_The task_
Copy out each line of the entries below in which the string "next" appears.
### Source data ###
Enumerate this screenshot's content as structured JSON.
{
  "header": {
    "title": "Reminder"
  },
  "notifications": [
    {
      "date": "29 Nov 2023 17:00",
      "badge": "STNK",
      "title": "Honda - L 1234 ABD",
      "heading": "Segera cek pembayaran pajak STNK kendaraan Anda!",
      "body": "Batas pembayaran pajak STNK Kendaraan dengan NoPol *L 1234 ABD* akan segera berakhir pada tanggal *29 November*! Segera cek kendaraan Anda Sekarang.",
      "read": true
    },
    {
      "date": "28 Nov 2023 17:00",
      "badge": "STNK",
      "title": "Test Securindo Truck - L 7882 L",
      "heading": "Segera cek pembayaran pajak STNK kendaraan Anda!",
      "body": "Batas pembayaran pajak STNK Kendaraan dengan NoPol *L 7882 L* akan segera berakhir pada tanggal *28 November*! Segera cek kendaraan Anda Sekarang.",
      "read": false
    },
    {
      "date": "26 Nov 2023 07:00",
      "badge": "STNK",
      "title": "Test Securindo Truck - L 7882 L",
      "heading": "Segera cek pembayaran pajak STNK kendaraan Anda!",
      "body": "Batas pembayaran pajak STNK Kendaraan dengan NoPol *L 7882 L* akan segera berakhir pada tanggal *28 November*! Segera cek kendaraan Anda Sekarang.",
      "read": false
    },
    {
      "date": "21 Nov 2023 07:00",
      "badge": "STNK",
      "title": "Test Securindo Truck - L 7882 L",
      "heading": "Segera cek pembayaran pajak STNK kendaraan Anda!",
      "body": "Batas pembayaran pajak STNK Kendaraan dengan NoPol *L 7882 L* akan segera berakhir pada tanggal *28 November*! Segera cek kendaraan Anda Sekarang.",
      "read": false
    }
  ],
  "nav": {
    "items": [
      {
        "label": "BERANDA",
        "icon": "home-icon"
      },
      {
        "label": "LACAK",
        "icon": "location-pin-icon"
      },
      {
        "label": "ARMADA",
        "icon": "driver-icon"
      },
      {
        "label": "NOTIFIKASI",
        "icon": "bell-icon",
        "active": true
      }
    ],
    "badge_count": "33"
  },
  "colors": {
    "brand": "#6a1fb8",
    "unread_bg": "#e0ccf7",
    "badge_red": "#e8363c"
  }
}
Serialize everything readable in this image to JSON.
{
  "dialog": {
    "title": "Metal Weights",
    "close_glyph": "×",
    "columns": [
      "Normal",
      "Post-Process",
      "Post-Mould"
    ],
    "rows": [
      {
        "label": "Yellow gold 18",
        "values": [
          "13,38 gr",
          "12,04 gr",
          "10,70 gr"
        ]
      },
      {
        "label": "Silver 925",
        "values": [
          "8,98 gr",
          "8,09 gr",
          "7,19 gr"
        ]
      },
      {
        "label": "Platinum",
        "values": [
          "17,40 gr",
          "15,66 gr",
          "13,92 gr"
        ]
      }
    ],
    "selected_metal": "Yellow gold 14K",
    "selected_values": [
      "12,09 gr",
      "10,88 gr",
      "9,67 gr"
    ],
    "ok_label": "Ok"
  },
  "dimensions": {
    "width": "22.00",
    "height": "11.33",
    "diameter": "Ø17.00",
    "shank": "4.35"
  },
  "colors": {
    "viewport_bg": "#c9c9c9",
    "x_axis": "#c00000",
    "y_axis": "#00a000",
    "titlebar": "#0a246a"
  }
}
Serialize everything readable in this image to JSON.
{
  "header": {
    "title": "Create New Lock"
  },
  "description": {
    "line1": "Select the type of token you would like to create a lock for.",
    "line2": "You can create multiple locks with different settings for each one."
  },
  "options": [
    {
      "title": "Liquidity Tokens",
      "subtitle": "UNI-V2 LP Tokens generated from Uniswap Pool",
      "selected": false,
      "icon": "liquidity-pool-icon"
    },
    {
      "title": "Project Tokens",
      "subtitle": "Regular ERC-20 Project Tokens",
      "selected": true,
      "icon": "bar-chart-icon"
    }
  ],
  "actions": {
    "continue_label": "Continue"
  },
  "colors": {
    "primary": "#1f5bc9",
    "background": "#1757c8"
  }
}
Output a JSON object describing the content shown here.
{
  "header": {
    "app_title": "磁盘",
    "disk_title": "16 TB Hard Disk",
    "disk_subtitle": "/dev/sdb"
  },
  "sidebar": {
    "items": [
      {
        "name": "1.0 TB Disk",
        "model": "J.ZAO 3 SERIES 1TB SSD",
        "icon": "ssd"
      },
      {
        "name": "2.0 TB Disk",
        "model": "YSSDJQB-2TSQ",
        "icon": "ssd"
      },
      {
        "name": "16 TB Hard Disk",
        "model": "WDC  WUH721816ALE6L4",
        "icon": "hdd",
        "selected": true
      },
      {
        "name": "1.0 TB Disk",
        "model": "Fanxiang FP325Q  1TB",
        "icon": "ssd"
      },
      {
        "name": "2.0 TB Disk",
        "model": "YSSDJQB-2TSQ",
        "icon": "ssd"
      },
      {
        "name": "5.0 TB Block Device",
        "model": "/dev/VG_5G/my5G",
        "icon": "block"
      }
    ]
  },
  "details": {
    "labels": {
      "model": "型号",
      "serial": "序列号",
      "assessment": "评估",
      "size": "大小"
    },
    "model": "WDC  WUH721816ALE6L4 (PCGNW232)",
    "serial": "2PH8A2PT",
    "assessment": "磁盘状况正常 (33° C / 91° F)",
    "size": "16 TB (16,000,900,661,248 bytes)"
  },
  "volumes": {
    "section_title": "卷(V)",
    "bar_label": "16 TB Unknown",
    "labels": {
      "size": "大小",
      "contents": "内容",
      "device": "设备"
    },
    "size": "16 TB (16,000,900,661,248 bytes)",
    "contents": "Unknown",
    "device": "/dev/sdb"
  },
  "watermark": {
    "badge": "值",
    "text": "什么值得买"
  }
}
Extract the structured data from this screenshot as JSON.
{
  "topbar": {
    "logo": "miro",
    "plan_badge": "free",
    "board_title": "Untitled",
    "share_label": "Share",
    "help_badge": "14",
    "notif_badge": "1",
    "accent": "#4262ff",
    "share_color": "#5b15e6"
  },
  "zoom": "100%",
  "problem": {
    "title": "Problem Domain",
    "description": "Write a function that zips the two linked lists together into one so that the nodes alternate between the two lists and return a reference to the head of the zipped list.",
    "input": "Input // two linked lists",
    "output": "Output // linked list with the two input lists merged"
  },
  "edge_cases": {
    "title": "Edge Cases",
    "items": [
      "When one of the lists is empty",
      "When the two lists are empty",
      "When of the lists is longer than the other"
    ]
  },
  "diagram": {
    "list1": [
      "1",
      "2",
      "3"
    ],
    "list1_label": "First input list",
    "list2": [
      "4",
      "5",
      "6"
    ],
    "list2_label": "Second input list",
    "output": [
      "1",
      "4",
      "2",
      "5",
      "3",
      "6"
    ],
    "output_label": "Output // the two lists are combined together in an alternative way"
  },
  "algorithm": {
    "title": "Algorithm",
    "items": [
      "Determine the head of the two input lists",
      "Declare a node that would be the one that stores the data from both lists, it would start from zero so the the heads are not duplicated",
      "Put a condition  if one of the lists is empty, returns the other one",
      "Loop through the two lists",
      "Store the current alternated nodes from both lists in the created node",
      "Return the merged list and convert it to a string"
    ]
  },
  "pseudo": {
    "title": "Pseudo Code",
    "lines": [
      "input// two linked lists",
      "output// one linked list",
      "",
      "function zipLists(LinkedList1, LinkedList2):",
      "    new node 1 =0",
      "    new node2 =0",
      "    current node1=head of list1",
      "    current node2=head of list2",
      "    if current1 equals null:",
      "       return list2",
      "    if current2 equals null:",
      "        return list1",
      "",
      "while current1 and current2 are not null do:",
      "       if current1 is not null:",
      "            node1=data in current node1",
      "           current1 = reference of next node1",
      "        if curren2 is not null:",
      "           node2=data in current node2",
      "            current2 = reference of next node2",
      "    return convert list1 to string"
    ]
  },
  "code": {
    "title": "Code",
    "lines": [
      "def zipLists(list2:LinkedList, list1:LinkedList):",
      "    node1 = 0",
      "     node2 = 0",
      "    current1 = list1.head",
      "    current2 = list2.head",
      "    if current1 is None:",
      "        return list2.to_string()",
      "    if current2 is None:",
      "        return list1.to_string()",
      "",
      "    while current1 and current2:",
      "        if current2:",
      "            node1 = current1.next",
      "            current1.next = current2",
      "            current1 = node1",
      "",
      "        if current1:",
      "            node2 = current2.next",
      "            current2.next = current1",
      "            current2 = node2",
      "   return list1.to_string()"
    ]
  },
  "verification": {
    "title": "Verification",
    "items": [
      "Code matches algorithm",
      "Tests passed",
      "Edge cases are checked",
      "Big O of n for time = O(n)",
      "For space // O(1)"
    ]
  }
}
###
_Answer_
      "           current1 = reference of next node1",
      "            current2 = reference of next node2",
      "            node1 = current1.next",
      "            current1.next = current2",
      "            node2 = current2.next",
      "            current2.next = current1",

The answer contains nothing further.